Why it matters: A decades-old court decision — the Flores agreement — has prevented the government from holding minors in detention for longer than 20 days. The new regulation would replace that and give the federal government more power in determining how to care for migrant minors and families in its custody. The rule was first proposed following the family separation crisis last year, and is certain to face legal challenges.

Go deeperArrowAug 21, 2019

19 states and D.C. sue Trump administration over family detention rule

California Attorney General Xavier Becerra. Photo: Justin Sullivan/Getty Image

California Attorney General Xavier Becerra, along with 18 other states and the District of Columbia, are suing the Trump administration over a new rule allowing migrant families to be kept in detention long-term, Becerra's spokesperson confirmed Monday.

Why it matters: This is the California attorney general's 13th immigration-related lawsuit against the Trump administration, the spokesperson told Axios. The case will ultimately be brought in front of California federal Judge Dolly Gee, who has already refused to grant President Trump's request to change the decades-old Flores settlement to allow families to be detained together longer than 20 days.

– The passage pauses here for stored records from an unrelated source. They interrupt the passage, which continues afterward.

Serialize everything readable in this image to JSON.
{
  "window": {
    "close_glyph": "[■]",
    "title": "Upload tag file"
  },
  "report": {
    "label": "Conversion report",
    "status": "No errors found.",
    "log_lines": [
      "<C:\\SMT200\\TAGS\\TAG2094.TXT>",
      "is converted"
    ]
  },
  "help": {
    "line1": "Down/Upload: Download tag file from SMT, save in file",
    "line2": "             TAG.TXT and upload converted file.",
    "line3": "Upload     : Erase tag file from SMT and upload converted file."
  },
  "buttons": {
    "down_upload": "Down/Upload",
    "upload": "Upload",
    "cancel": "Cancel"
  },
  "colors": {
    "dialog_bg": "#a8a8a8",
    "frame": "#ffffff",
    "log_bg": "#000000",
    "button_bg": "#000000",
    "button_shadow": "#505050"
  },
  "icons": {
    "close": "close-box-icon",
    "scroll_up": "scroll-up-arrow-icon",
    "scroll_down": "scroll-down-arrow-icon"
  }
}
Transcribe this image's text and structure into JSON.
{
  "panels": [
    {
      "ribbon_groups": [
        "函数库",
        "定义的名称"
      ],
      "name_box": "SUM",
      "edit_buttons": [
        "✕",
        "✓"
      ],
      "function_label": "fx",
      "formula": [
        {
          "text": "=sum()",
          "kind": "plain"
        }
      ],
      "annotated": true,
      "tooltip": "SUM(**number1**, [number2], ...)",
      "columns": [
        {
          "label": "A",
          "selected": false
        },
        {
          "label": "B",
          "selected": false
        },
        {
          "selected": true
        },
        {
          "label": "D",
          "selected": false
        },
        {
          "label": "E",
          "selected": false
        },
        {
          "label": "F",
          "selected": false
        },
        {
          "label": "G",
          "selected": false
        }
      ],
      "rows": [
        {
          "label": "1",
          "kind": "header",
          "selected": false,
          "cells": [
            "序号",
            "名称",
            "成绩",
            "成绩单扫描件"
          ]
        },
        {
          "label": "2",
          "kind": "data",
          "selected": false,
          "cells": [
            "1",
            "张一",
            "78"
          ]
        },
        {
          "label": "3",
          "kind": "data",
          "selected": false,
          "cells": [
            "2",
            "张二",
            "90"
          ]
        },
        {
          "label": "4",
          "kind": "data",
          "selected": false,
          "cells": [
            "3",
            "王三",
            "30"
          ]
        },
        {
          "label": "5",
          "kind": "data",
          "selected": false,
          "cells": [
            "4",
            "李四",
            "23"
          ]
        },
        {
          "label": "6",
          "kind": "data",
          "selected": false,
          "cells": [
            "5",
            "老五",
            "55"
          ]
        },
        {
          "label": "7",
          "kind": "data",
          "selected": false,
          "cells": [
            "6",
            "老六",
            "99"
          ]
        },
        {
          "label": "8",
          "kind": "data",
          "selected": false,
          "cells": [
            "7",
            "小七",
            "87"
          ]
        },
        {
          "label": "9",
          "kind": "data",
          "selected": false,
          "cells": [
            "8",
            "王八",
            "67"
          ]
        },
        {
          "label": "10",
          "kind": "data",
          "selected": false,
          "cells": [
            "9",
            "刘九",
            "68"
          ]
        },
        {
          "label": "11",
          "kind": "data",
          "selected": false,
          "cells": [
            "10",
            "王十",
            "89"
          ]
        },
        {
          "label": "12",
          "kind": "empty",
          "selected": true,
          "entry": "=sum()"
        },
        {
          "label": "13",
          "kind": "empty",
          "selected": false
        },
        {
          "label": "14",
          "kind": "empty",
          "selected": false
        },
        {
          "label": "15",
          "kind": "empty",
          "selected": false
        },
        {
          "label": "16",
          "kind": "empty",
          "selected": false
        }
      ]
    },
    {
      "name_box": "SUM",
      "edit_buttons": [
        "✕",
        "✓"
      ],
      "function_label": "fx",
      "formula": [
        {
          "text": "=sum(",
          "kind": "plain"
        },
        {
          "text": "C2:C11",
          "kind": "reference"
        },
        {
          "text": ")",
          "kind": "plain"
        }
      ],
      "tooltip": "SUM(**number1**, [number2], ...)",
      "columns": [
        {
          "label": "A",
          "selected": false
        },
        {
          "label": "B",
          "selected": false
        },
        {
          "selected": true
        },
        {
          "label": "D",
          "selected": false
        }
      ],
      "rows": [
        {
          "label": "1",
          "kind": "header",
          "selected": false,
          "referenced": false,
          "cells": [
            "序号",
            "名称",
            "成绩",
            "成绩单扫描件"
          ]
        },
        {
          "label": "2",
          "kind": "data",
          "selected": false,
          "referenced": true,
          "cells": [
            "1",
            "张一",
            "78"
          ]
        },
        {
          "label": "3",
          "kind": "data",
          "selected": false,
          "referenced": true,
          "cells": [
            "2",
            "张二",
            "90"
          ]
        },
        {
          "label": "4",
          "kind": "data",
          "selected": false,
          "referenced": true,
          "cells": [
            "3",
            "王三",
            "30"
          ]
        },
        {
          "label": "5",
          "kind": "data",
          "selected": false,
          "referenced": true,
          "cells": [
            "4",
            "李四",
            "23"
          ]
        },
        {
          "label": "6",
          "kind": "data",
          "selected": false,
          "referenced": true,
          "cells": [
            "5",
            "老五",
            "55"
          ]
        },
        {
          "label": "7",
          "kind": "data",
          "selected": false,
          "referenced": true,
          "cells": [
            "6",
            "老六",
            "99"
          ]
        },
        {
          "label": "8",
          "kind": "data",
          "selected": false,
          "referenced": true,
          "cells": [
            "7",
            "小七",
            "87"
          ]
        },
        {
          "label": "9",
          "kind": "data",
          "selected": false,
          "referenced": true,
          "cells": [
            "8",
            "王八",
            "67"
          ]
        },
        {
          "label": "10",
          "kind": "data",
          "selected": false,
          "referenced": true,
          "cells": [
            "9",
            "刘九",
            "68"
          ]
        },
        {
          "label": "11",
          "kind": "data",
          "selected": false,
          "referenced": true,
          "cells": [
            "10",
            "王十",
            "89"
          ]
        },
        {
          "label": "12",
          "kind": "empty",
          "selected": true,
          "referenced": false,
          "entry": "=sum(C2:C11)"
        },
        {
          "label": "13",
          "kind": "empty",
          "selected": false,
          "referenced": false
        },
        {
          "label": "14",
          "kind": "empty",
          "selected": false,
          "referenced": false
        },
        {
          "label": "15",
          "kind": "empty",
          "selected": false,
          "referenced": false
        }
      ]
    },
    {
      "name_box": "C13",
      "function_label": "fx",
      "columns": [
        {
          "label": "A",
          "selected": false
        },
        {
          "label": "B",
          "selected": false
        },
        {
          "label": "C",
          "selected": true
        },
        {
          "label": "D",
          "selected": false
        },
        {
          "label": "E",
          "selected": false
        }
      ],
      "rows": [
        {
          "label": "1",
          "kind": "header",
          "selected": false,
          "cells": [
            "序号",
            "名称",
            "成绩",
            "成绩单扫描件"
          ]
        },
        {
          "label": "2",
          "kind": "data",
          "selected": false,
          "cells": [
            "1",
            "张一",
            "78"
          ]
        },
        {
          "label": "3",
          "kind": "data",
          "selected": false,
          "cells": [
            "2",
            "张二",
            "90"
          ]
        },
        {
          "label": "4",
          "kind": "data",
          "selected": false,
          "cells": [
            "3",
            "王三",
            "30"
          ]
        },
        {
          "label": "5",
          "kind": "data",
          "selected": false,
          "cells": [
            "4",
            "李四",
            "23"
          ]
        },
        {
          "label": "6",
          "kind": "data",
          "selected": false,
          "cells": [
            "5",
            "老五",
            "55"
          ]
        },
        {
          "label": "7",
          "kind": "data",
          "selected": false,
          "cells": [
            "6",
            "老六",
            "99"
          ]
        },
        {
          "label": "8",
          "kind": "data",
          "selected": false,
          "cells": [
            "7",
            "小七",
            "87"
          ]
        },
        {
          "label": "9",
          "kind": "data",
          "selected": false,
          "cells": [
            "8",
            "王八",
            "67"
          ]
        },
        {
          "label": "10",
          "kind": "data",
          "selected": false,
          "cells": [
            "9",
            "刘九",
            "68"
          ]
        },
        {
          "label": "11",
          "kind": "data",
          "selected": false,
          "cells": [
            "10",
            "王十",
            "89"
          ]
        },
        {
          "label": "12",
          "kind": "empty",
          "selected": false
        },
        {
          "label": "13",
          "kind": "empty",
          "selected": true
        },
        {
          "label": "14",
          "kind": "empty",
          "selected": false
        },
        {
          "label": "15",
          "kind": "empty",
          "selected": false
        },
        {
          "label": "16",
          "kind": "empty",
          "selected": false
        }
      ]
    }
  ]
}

Go deeper: Trump rule would indefinitely detain migrant kids with their parents

Keep ReadingArrowAug 26, 2019

Scoop: Top Homeland Security aide resigns amid tensions with White House

McAleenan testifies at a House committee hearing in July. Photo: Win McNamee/Getty Images

Acting Homeland Security Secretary Kevin McAleenan's top aide and spokesperson is resigning amid frustration in the White House over the Department of Homeland Security's handling of major policy rollouts and White House distrust of McAleenan and his inner circle, sources familiar with his resignation tell Axios.

Why it matters: Andrew Meehan's departure comes amid broader internal tensions between the White House and DHS leadership. President Trump is wary of McAleenan, whom he associates with the Obama administration, and his top aides, several current and former administration officials tell us. These sources say Trump has no intention of formally nominating McAleenan for a permanent position.

Go deeperArrowAug 22, 2019